After three incumbents lost their seats and a fourth — Rep. Gerald Connolly (D) — narrowly escaped defeat in 2010, Virginia’s congressional incumbents are building solid financial firewalls ahead of next year’s elections, according to the latest Federal Election Commission filings.

The redistricting process has yet to be completed in Virginia, but the final map is likely to make most — if not all — of the state’s incumbent lawmakers safer. That includes the 11th district of Connolly, who reported raised $228,000 from July through September and had $607,000 in the bank as of Sept. 30.

Connolly’s likeliest opponent, retired Army Col. Chris Perkins (R), took in just $35,000 over the same period and had $84,000 on hand.

Next door in the 10th district, Rep. Frank Wolf (R) — who often maintains a slower fundraising pace in non-election years — raised $135,000 in the 3rd quarter and had $309,000 in the bank at the end of September.
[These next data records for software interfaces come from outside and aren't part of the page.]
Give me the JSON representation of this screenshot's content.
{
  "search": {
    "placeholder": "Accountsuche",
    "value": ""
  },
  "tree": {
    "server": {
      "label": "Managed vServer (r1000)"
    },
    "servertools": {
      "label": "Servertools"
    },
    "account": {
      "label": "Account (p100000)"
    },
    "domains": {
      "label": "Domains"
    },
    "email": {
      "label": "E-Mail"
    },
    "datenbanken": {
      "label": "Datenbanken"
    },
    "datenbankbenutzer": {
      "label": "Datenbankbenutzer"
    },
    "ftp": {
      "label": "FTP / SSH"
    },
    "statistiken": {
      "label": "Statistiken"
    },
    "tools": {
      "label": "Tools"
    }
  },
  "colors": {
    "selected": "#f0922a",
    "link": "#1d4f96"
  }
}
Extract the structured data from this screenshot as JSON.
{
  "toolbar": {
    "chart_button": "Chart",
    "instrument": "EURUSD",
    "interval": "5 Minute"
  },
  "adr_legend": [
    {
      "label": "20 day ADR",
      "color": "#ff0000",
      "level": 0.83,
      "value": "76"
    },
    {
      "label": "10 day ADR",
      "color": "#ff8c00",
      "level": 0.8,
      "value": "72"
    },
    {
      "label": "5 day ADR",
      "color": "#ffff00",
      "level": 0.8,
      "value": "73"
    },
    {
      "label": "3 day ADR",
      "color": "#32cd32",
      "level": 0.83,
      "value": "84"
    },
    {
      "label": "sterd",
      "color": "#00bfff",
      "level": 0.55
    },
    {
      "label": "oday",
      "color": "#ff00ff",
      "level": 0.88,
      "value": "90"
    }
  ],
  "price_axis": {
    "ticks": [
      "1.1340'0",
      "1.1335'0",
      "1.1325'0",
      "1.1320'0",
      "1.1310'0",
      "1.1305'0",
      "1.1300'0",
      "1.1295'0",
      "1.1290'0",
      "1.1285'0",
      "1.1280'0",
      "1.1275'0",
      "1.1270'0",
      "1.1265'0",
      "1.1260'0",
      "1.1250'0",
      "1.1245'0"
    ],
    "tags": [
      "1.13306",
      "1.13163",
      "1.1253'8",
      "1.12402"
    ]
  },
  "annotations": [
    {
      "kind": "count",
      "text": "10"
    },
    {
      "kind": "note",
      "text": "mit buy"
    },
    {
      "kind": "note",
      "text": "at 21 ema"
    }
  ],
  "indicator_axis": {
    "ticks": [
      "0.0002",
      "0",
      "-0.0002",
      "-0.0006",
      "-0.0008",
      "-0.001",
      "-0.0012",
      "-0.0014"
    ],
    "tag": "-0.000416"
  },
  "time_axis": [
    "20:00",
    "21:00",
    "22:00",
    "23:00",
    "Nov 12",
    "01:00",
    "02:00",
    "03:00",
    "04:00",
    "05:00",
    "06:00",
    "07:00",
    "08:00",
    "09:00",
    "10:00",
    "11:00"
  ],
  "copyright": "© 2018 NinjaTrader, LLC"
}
His Democratic challenger, retired Air Force Gen. John Douglass, took in $118,000 over the three-month period, with $68,000 left over.

Not surprisingly, House Majority Leader Eric Cantor (R) proved to be the strongest congressional fundraiser in Virginia. Cantor raked in $708,000 for the quarter and reported $2.1 million in the bank. Lawyer E. Wayne Powell (D), who is running against Cantor, raised $20,000 in three months and had $19,000 left over.

The best performance by a challenger in the state came from Virginia Beach businessman Paul Hirschbiel (D), who is looking to unseat freshman Rep. Scott Rigell (R) in the Hampton Roads-based 2nd district. Hirschbiel raised $306,000 for the quarter and had $267,000 in the bank.

Rigell, the wealthy owner of multiple car dealerships, took in $313,000 for the quarter and had a $618,000 war chest as of Sept. 30.

The state’s other two freshman Republicans — Reps. Morgan Griffith and Robert Hurt — raised $63,000 and $133,000 respectively. Hurt had $413,000 in the bank while Griffith was sitting on $183,000.